Mr. Speaker, it was a calm, cool Sunday sunrise over the Hawaiian Islands when the planes came over the horizon. They were carrying the emblem of the rising sun on their wings and fuselages, the symbol of the imperialist regime of the Kingdom of Japan.
They were headed for a surprise attack on a place called Pearl Harbor, an American naval base. It was December 7, 1941.
Meanwhile, here in Washington, D.C., hypocritical diplomats from Japan were talking peace with the United States. The Japanese planes bombed American battleships in the harbor.
They bombed American aircraft on the ground. After the destruction was over, 2,403 Americans lay dead, murdered by the imperialist kingdom.
It was the beginning of America’s entry into World War II. Nearly 4 years later, over 416,000 Americans were killed in the Second World War.

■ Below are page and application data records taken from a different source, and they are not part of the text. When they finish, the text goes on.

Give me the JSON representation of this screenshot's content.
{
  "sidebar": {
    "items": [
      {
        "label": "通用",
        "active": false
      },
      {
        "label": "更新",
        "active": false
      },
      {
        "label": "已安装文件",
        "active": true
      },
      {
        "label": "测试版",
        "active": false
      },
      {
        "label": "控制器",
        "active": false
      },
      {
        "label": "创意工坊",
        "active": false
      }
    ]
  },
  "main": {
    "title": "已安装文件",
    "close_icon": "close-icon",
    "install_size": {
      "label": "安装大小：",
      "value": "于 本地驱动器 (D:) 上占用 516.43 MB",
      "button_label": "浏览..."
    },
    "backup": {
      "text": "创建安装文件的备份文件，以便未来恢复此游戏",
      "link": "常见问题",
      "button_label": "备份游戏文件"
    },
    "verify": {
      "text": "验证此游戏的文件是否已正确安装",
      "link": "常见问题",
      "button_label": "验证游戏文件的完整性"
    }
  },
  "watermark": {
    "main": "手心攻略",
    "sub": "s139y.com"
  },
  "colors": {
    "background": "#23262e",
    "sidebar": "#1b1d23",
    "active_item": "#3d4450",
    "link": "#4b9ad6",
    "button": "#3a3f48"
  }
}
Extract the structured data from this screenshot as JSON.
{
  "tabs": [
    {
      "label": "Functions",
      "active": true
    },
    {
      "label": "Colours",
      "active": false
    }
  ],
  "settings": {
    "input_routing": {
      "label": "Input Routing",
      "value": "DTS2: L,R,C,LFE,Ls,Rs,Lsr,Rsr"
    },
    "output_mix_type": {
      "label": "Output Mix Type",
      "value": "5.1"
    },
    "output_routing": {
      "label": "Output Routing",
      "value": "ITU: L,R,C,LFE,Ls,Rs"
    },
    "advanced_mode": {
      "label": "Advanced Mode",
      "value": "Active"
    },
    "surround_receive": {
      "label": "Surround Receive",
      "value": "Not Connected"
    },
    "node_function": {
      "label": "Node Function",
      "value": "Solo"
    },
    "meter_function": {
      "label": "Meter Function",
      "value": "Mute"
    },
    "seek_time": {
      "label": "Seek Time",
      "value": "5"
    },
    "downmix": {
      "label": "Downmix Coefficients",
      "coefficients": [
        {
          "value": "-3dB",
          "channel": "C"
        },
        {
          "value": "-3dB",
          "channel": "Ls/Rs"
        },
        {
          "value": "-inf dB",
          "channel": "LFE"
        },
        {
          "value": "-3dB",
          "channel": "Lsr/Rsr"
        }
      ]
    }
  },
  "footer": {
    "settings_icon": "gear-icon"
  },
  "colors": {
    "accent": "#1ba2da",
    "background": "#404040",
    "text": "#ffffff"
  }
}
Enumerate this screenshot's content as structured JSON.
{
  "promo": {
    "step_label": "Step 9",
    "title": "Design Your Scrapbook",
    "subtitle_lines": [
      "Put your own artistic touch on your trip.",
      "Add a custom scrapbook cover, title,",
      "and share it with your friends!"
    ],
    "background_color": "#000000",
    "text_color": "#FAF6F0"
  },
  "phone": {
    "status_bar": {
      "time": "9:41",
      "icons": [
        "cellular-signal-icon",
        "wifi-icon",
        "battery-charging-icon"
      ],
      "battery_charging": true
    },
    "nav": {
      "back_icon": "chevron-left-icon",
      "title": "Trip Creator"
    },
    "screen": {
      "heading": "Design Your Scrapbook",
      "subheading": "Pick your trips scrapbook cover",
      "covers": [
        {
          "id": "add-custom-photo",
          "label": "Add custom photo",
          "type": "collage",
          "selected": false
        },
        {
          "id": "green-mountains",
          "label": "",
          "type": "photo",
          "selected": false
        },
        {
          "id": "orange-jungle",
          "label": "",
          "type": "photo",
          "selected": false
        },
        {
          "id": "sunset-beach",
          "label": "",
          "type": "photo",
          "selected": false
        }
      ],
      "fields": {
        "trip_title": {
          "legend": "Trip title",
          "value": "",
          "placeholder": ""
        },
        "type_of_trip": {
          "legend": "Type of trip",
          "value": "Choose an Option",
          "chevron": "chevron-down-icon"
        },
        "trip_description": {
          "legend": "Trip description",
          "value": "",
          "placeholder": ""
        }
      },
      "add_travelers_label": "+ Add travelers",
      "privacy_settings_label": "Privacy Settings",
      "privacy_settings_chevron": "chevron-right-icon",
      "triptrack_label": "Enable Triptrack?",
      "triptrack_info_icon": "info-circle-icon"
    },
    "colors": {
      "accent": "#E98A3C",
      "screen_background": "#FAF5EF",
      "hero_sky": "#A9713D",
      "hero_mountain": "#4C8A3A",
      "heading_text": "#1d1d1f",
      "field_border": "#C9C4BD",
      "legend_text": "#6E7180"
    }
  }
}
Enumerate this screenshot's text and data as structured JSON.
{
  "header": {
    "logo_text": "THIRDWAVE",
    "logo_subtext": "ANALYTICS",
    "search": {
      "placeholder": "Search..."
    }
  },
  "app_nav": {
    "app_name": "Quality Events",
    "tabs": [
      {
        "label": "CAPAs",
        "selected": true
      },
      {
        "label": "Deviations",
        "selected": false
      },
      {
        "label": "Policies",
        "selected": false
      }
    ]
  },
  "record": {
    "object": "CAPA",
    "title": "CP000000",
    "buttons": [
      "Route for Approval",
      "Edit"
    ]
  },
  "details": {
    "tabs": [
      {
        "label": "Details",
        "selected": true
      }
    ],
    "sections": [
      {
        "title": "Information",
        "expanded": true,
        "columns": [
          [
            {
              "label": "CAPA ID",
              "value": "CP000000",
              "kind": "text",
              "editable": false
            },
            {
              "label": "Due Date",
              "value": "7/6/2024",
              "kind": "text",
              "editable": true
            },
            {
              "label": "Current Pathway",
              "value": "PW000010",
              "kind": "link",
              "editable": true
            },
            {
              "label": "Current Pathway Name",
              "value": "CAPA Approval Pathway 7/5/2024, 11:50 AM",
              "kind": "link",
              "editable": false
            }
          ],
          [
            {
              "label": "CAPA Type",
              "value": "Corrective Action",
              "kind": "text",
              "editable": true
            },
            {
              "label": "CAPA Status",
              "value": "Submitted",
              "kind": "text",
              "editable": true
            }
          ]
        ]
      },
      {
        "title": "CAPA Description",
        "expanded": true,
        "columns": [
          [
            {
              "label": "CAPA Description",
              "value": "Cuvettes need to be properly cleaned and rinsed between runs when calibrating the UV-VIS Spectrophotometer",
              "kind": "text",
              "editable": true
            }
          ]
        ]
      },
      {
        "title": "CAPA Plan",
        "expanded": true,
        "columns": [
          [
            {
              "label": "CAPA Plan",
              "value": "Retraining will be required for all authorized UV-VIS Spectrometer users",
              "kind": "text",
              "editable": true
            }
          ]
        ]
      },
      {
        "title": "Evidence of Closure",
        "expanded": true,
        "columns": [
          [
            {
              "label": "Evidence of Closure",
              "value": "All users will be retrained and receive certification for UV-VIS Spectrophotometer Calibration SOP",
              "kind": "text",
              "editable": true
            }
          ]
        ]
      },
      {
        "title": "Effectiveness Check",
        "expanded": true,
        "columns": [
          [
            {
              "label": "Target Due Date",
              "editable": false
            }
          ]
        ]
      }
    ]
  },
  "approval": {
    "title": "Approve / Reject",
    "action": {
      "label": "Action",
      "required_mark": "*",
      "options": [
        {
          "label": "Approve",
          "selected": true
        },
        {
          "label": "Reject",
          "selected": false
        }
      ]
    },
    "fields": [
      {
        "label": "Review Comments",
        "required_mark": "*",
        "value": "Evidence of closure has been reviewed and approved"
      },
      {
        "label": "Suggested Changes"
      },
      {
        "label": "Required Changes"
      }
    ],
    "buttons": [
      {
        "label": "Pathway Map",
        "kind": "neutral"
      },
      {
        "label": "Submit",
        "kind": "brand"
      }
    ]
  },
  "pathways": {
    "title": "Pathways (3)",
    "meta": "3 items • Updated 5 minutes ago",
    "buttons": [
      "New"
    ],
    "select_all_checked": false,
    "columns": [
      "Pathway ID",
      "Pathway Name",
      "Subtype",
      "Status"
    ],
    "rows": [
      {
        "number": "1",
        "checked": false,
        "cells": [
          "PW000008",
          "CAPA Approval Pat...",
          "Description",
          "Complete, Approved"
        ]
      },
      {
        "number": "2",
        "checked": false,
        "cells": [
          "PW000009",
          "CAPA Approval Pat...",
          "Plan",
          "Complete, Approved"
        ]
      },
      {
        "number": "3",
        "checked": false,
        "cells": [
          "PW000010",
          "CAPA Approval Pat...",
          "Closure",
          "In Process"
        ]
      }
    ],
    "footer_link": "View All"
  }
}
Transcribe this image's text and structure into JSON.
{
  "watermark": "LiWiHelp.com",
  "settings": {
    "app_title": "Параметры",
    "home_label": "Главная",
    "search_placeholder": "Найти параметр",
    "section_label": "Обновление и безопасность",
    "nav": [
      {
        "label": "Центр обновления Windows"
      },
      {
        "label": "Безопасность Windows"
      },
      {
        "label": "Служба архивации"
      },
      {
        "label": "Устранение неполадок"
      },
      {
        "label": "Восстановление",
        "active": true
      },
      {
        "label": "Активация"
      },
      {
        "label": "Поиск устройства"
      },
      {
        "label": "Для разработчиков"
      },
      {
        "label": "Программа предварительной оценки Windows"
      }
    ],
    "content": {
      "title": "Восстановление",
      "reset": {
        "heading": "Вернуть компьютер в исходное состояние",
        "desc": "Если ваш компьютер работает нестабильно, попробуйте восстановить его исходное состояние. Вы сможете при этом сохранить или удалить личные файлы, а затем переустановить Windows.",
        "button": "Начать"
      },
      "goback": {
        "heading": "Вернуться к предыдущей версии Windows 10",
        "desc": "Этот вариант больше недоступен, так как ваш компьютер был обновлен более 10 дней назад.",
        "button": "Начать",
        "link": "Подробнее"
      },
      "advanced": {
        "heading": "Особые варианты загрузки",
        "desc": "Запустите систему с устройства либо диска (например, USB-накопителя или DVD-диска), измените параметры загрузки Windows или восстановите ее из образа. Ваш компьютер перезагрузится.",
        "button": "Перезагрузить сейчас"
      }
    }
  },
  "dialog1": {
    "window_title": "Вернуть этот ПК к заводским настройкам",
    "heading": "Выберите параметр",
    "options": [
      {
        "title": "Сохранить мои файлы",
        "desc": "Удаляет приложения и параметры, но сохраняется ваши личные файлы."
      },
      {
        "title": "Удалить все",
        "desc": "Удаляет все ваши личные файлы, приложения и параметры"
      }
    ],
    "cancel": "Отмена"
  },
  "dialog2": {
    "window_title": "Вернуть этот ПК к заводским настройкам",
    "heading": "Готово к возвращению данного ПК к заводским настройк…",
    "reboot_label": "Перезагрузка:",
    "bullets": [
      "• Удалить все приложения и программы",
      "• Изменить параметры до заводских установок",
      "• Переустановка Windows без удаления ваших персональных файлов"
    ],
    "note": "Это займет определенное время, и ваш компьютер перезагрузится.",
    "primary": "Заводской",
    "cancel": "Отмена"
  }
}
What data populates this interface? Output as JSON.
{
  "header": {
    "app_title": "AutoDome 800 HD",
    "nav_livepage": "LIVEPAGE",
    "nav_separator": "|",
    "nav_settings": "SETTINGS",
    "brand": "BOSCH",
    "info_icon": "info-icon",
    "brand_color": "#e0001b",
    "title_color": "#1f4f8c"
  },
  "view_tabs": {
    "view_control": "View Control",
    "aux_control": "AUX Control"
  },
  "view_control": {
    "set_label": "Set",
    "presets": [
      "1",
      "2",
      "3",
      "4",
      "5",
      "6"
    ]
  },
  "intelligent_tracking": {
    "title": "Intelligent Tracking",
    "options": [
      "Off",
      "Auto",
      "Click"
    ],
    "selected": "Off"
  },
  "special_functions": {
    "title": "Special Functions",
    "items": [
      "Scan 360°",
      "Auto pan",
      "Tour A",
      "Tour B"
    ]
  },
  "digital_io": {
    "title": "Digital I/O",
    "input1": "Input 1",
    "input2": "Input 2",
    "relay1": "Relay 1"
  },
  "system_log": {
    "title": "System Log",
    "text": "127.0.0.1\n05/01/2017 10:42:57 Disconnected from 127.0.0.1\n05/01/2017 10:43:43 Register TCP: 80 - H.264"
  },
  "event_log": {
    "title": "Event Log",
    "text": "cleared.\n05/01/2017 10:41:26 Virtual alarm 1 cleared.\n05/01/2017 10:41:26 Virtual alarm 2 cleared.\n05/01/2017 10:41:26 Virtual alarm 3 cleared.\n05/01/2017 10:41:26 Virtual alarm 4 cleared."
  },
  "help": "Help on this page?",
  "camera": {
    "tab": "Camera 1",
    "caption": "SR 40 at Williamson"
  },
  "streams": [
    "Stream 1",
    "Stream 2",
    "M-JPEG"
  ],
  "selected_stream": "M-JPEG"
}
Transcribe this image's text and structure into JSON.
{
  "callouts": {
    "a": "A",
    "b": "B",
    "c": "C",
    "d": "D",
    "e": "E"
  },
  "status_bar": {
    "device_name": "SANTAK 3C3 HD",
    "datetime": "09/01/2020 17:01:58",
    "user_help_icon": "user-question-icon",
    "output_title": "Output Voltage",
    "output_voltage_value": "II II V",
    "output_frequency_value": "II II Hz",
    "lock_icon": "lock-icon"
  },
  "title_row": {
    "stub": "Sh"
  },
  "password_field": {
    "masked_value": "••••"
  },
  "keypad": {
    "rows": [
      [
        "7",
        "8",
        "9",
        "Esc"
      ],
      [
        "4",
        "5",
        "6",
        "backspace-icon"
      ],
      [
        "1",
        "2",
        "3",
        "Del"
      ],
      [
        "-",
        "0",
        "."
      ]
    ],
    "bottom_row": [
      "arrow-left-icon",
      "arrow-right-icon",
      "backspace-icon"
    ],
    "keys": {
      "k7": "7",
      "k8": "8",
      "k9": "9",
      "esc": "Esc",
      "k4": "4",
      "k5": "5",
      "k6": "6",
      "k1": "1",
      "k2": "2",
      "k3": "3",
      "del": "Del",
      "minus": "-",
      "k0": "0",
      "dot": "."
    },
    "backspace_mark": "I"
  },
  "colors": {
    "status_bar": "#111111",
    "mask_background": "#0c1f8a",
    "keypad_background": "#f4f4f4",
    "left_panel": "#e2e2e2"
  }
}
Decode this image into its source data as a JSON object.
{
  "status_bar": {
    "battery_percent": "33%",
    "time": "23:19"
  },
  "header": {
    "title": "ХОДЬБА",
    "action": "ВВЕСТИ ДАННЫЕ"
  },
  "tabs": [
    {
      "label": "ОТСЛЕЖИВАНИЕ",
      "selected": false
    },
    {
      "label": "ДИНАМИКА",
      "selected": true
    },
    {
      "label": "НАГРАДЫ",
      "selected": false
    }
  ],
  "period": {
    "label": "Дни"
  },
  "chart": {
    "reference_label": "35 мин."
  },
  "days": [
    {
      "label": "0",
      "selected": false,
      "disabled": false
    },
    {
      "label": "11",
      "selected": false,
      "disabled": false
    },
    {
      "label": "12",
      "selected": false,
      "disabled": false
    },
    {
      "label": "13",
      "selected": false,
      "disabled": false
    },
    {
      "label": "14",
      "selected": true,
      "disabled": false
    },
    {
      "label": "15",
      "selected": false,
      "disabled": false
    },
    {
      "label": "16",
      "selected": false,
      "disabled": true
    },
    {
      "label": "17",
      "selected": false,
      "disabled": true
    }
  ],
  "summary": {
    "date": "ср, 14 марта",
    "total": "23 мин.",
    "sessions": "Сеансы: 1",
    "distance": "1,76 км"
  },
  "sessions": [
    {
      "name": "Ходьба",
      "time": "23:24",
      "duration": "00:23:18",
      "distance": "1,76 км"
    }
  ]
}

Victory over Japan occurred on August 14, 1945, and the ‘‘rising sun of aggression’’ sank into the sunset of history. We honor and remember Pearl Harbor and all the men and women of the Greatest Generation who served in that war.
And that is just the way it is.